▸ SOURCE RECORDS

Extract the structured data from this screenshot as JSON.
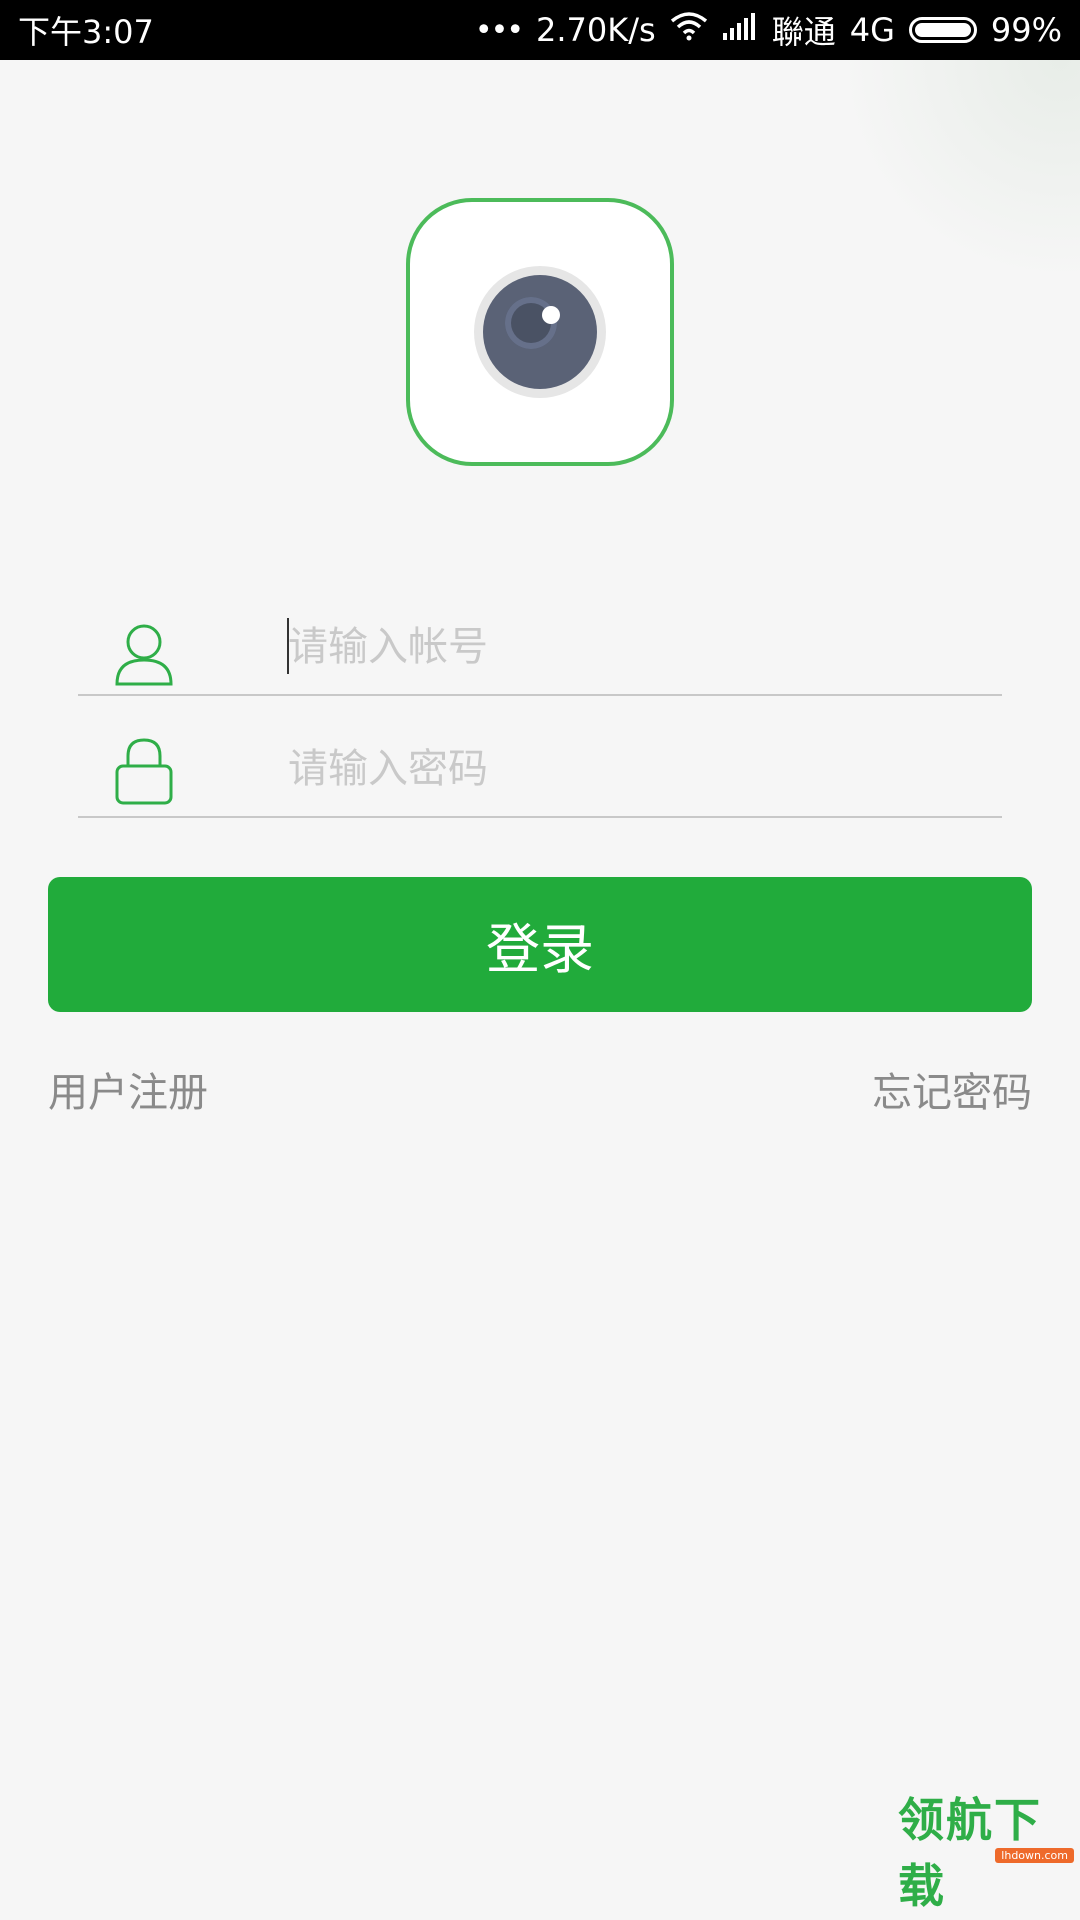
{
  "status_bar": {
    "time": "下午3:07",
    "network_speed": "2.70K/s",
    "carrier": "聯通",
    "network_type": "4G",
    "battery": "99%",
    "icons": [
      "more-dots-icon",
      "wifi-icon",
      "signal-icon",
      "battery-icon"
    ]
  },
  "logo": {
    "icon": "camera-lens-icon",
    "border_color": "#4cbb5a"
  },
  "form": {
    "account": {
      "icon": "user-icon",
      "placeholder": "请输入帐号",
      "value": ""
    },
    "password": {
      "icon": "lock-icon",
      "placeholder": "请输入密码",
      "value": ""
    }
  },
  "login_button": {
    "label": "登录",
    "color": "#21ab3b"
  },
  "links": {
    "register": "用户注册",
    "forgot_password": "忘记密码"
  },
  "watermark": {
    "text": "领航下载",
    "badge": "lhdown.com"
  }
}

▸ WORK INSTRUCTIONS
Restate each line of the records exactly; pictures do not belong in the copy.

▸ ANSWER SPACE
Extract the structured data from this screenshot as JSON.
{
  "status_bar": {
    "time": "下午3:07",
    "network_speed": "2.70K/s",
    "carrier": "聯通",
    "network_type": "4G",
    "battery": "99%",
    "icons": [
      "more-dots-icon",
      "wifi-icon",
      "signal-icon",
      "battery-icon"
    ]
  },
  "logo": {
    "icon": "camera-lens-icon",
    "border_color": "#4cbb5a"
  },
  "form": {
    "account": {
      "icon": "user-icon",
      "placeholder": "请输入帐号",
      "value": ""
    },
    "password": {
      "icon": "lock-icon",
      "placeholder": "请输入密码",
      "value": ""
    }
  },
  "login_button": {
    "label": "登录",
    "color": "#21ab3b"
  },
  "links": {
    "register": "用户注册",
    "forgot_password": "忘记密码"
  },
  "watermark": {
    "text": "领航下载",
    "badge": "lhdown.com"
  }
}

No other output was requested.